All Georg Breuer wines are made with traditional artesian winemaking methods following intensive focus on work in the vineyards and grape health during harvest. The estate prides itself on prioritizing extract and depth over yield, determining the date of harvest by the health of the grapes to ensure a perfectly balanced, structured, and aromatic wine. Once handpicked, grapes are gently pressed and the fermentation process either begins naturally or is started with pied de cuve – the use of wild native yeast from the vineyard for a clean fermentation that will consume all sugars, resulting in a dry wine. For the top wines, fermentation and élevage is in large old barrels while a mix of barrel and stainless-steel is used for the estate wines. Each wine must pass the estate’s stringent requirements for quality, as the team believes they should enjoy drinking each and every wine they create. Georg Breuer wines are unique, as they have minimal additions, making their purity the standout factor.
Our wine should last long without being loud at an early stage.

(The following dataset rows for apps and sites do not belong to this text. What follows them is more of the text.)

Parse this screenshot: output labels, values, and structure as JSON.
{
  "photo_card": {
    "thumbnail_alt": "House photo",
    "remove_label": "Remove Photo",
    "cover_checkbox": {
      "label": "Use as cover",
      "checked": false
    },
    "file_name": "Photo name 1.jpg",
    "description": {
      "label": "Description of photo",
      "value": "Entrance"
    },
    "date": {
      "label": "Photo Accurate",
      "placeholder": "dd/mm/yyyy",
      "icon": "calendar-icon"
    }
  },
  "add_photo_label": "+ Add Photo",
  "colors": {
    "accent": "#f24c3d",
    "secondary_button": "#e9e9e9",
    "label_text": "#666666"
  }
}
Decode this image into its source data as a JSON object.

— Theresa Breuer
Mirroring the Rheingau region’s history, Georg Breuer is known especially for their Rieslings, from Village Rieslings that represent the characters and attributes of Rüdesheim, Rauenthal, and Lorch, to the Grosses Gewächs (Grand Cru) single-vineyard Rieslings expressing the individuality of the very best sites. For those new to their wines, Theresa recommends the “Terra Montosa” Riesling. The name, meaning “steep land” in Latin, originates from records dating back to 1074, highlighting the history of vineyards in the Rüdesheim slopes. She notes that the steep slope wine captures grapes from their most beautiful sites in one bottle, demonstrating the essence of the winery through taste.

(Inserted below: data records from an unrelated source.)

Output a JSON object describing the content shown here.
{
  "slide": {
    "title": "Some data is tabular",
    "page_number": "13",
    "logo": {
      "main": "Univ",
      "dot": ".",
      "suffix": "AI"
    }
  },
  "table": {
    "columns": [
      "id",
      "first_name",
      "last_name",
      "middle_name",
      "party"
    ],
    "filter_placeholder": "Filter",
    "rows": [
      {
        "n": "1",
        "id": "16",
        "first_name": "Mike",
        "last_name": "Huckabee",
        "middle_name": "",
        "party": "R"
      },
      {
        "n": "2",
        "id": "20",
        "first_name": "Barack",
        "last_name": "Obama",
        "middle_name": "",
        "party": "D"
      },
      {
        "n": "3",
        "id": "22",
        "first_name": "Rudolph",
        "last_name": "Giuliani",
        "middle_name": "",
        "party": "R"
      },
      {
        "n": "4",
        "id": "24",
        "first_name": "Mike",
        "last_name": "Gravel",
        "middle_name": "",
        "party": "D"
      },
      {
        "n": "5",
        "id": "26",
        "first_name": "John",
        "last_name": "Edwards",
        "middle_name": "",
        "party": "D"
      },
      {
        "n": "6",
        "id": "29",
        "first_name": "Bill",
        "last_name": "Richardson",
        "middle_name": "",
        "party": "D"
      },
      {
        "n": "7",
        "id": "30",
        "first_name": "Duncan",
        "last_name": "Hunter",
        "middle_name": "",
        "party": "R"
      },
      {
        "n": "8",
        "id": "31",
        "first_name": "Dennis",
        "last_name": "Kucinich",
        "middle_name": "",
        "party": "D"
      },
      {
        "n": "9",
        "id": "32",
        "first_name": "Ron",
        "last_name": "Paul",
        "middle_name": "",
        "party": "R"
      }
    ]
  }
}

Beyond Riesling, wine lovers in the U.S. can find Spätburgunder (Pinot Noir) from Georg Breuer. The estate also produces the other Pinots (Blanc and Gris) and has even begun cultivating the almost-forgotten historic grape Orleans.

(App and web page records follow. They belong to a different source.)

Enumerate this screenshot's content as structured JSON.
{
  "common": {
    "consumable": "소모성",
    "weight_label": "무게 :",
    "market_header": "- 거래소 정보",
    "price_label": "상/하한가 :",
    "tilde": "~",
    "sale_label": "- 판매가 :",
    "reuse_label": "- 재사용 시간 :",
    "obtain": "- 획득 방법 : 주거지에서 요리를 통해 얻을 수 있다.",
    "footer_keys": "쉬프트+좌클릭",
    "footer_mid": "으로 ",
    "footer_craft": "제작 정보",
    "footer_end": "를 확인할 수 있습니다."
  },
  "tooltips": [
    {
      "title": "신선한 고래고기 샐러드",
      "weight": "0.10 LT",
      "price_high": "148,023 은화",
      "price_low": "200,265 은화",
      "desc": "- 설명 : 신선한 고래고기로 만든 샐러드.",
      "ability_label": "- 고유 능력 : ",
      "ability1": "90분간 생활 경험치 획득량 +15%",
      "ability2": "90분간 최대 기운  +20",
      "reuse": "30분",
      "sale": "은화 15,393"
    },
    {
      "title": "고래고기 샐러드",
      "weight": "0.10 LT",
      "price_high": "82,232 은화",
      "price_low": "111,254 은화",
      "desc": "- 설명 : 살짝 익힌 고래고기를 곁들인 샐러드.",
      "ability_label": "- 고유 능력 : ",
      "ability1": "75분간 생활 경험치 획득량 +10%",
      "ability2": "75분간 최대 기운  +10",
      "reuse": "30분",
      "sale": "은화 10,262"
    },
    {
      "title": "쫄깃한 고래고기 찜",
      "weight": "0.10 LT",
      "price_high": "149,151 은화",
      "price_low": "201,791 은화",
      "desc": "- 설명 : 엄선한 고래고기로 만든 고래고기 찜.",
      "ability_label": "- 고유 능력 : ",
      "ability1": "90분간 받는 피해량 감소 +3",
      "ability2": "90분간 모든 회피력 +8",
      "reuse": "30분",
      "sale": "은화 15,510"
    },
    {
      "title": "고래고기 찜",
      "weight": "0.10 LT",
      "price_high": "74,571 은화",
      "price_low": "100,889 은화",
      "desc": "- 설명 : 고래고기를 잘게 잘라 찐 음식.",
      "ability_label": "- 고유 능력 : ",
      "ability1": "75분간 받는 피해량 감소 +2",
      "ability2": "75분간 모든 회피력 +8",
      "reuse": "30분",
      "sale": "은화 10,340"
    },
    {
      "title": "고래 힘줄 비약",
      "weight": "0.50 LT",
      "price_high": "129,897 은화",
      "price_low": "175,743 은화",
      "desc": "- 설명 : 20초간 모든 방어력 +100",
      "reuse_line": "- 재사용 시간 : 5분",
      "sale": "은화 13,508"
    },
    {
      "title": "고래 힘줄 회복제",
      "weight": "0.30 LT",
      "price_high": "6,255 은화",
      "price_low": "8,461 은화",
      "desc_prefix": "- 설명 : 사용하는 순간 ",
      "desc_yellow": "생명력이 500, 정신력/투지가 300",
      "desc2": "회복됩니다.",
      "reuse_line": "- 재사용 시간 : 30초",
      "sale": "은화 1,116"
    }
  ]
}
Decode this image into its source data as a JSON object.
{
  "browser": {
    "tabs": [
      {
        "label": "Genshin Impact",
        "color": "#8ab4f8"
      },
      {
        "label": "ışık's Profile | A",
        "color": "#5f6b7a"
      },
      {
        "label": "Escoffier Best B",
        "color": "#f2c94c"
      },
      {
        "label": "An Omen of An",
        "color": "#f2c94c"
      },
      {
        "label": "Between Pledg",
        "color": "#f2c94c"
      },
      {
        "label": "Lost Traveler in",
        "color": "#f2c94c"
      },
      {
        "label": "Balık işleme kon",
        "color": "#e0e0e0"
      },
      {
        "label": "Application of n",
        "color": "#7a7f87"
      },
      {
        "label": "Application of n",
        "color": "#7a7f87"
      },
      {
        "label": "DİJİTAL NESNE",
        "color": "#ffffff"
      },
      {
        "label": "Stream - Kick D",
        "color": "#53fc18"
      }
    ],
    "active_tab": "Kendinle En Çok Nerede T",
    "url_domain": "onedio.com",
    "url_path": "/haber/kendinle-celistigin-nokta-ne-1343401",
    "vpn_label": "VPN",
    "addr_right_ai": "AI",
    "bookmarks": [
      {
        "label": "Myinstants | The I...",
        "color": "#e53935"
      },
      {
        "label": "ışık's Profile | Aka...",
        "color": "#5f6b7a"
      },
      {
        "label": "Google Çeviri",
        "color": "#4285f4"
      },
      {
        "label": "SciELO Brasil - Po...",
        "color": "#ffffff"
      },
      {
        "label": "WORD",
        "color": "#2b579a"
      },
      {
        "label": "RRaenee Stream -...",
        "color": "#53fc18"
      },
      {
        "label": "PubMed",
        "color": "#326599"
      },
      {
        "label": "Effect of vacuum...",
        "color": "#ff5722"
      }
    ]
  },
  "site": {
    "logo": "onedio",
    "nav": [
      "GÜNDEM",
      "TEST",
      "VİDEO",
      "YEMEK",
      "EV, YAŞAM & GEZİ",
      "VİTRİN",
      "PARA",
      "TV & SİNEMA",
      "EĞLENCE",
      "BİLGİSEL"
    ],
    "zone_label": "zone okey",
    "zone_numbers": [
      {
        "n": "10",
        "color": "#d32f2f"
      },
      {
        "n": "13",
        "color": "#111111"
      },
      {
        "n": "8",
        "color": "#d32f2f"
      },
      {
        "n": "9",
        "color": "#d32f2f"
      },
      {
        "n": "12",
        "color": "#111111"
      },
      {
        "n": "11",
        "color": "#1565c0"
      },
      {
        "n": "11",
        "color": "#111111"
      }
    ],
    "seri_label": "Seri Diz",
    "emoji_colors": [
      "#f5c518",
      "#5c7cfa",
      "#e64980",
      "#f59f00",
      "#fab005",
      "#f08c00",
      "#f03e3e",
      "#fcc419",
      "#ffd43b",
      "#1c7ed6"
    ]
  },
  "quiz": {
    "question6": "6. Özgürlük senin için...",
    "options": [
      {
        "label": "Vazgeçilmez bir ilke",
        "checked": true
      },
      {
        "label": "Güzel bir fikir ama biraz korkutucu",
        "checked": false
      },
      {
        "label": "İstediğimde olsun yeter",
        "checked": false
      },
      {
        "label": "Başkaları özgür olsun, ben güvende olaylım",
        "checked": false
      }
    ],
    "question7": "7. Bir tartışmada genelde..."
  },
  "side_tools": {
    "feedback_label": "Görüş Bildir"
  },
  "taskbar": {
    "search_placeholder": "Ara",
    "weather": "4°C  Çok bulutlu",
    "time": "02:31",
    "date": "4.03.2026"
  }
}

Wine Meets Art
While looking for a new way to make their wines pop out on the shelf, Bernhard Breuer began tapping artists to design the Rüdesheim Berg Schlossberg Grosses Gewächs labels in 1980, a tradition continued by Theresa. Each year, an artist is selected to visit the estate and get a feel for the wine and philosophy. With full creative control to express their vision in their chosen medium(s), the artist then designs a label that they feel encompasses the wine, the vineyard, and the estate itself. The painting, drawing, or graphic work is then printed on the bottle as is. In exchange for their work, the artists receive bottles of the wine to enjoy as they wish. To see more vintages of the Berg Schlossberg labels, see here.
In the end, it is about an exchange of wine and art.
— Theresa Breuer